Ceefax switched off yesterday. Teletext technology gave us subtitles/closed captioning so it seemed fitting to mention it here. Turning on the TV to a BBC channel in my household was almost always quickly followed by turing on Ceefax and selecting page 888 to switch on the subtitles.

BBC 1 ident with Ceefax Page 888 Notification

I remember always being annoyed if the ident prior to a programme starting on the BBC did not have a “Page 888” notification indicating that subtitles are available!

I am showing my age now sharing this next clip but I was grateful that most (though sadly not many of the cartoons) programmes on Children’s BBC were subtitled via Ceefax back in the 90s – here’s a more fun notification to viewers:

The closure of the Ceefax service seemed to bring out a wave of nostalgia on Twitter. With the TV digital switchover its probably fair to say that few of us have used it in recent years but lots of people took to Twitter to share fond memories:

Zs, night tweeps, dream tonight of putting Ceefax subtitles on for Taggart just one last time…

Not only but it was *the best* RT @midnight_movies: hands up who *only* ever used Ceefax to put subtitles on for Top of the Pops? thought so

555 for lotto numbers, 888 for subtitles and 303 for premiership scores. childhood memories! #ceefax #goodnightceefax

Thank you for teaching me most of the english I know with your subtitles on the BBC programmes, Ceefax. Goodbye.

My grateful thanks to #ceefax – you will be greatly missed. Ceefax revolutionised my life with subtitles from an early age.

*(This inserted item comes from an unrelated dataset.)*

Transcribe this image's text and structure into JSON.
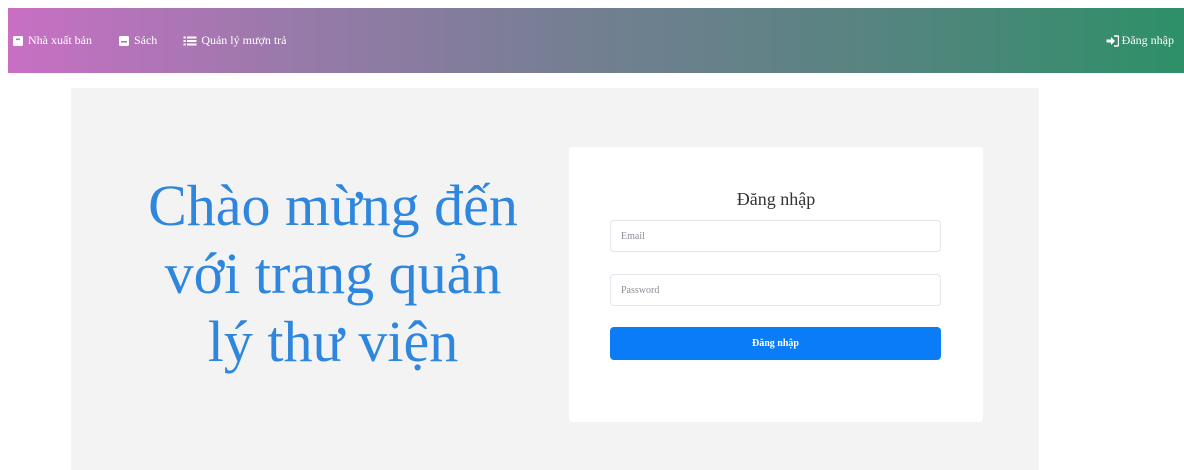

RIP Ceefax, may you provide hours of subtitles and bamboozle games for the big telly in the sky.

@guardian It was all about #Bamboozle on #Ceefax. I also remember when I found out that page #888 put subtitles on everything. Happy days!

Not everyone was a fan:

#ceefax you & my dad annoyed me on Saturday afternoons for a decade and your subtitles were rubbish. Goodbye

However if your still feeling nostalgic you can read about the early days of subtitling with Ceefax here.

It’s understandable why Ceefax has closed – very much out of date with the digital and online world, so now what? Subtitles are still available on UK Digital TV, and efforts are being made for subtitles to continue to be available in the multi-platform environment of digital TV, online, VOD,and smart phones.

In the last few weeks I’ve been seeing adverts on UK TV for the launch of You View which I have high hopes for given its promises regarding accessibility (see this post) You can watch the advert on the website but ironically it is not subtitled! Has anyone bought this yet, and can you give feedback on subtitles? At the beginning of this year I upgraded my TV to an HD Freeview, internet enabled TV model. None of the internet streamed content appears to support subtitles. This includes providers for whom online equivalents do provide subtitles such as You Tube, BBC iplayer, and Demand 5. There is clearly work to be done here.

On a more positive note, I was pleased to read that Netflix (US) settled with National Association for the Deaf (NAD) and have agreed by 2014 to reach 100% closed captioning of the streaming content that they provide, a service called Netflix’s Watch Instantly. (Can you also do this for your UK services please?). You can read more details here. Following suit is Amazon (US) according to an article by Tech Crunch (Message for Amazon – can you please do the same for your UK service, LOVEFiLM INSTANT service please)

Sticking with the US, the first deadline of the 21st Century Communications and Video Accessibility Act of 2010 (CVAA) which requires access to online programming that has previously been shown on TV with captions, passed on September 30th 2012. If you wish to file a complaint CCAC have provided helpful guides here. Interestingly You Tube is also encouraging users to submit a form to tell them of publishers who are not providing closed captions but you think should be by law (presumably according to the CVAA)

On a similar note for UK based readers, OFCOM and Action On Hearing Loss are have created a survey which is running until the end of this year. They are seeking feedback on your experiences using subtitles on UK TV. The survey is particularly interested in feedback on the quality of subtitles that are being provided. You can contribute by completing this online form.